The AT Fellows iPad Program is underway, and students are coming in every day to pick up their shiny gadgets. Many of these students will be using their new iPads for note-taking and dictation, so today I’d like to talk about a neat iPad app that specializes in just that.
Dragon Dictate is a free app which is supported on all iOS devices, and regular computers, too! Its method is simple: tap anywhere on screen, then talk for as long or as little as you want. Dragon Dictate will parse your ambiguous human lingo into the concrete world of the written word. Better, the app supports a variety of languages, including English, French, Spanish, and German. Once it’s done (which, admittedly, can take longer than one might like), your text will appear on screen so you can copy and delete chunks of it. You can email your note as well, which is always handy. One of the annoying things about this app is that you have to be on a network for it to run, but Tufts is pretty well WiFi-ed up. If you want to increase the usability of this app, try sitting near the front of a lecture and recording your professor’s entire lecture. You can’t talk in class, but they sure can.
I found that Dragon is eerily accurate, even in slightly noisy settings. Speaking in a quiet voice, and making little effort to TALK_LIKE_A_ROBOT, the app got almost all of my words after a slight delay. Dragon doesn’t insert punctuation, but you can insert it yourself with commands like “PERIOD.” I find that while the lack of punctuation stops lengthy notes from immediately appearing professional, it helps in one important way.
When your sentences look like something written in stream-of-consciousness sentence fragments, it behooves you to go back and make sure everything is accurate. Doing so allows you to reread your notes and organize your own thoughts better. They say that it takes about thirty seconds of batting an idea around in your head for it to stick, so if you go back frequently, ideas from class will be on your mind for longer. Granted, this is only an asset if you’re the type who cares about the punctuation of your notes, but I find it very useful.
Pros: Free, eerily accurate, simple interface, wide language support, email, copy/edit text, no robot voice needed, allows/forces you to review ideas.
Cons: Need network connection, going back to fix punctuation takes time, not 100% accurate, newest update crashes on older devices.

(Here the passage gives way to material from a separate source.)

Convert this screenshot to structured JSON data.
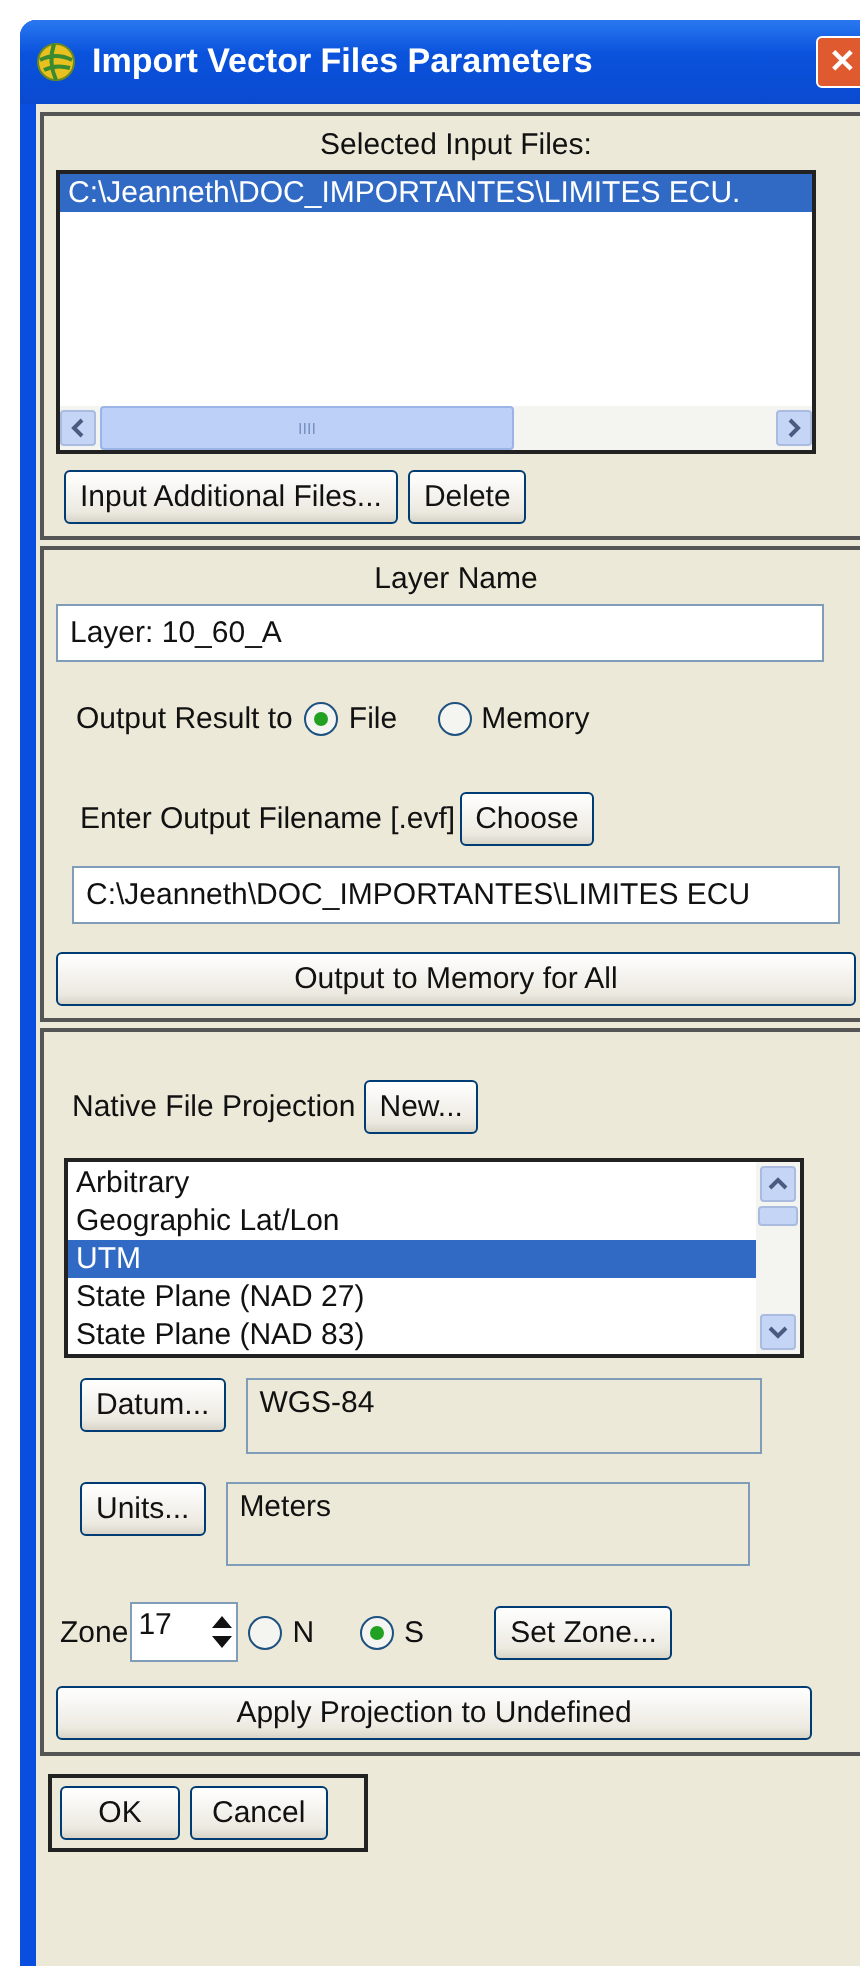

While this app has certain flaws, I’m constantly amazed at how far word detection software has come in the last decade. Considering it’s free, I’d say Dragon Dictate is a steal which can help your workflow in a lot of ways.
- Episode 13: Want to learn more? Online!? November 17, 2013Today we're doing a screencast looking at learning tools for languages, programming and more
- Episode 14: Collaborating Online? Who knew! November 17, 2013Today we will show you neat tools to collaborate on programming projects and more
- Episode 11: Summer Jobs are fun? September 23, 2013Fall 2013 AT Fellows podcast. Cohosted by Jonathan Wu and Aaron Wishnick
- Episode 13: Want to learn more? Online!? November 17, 2013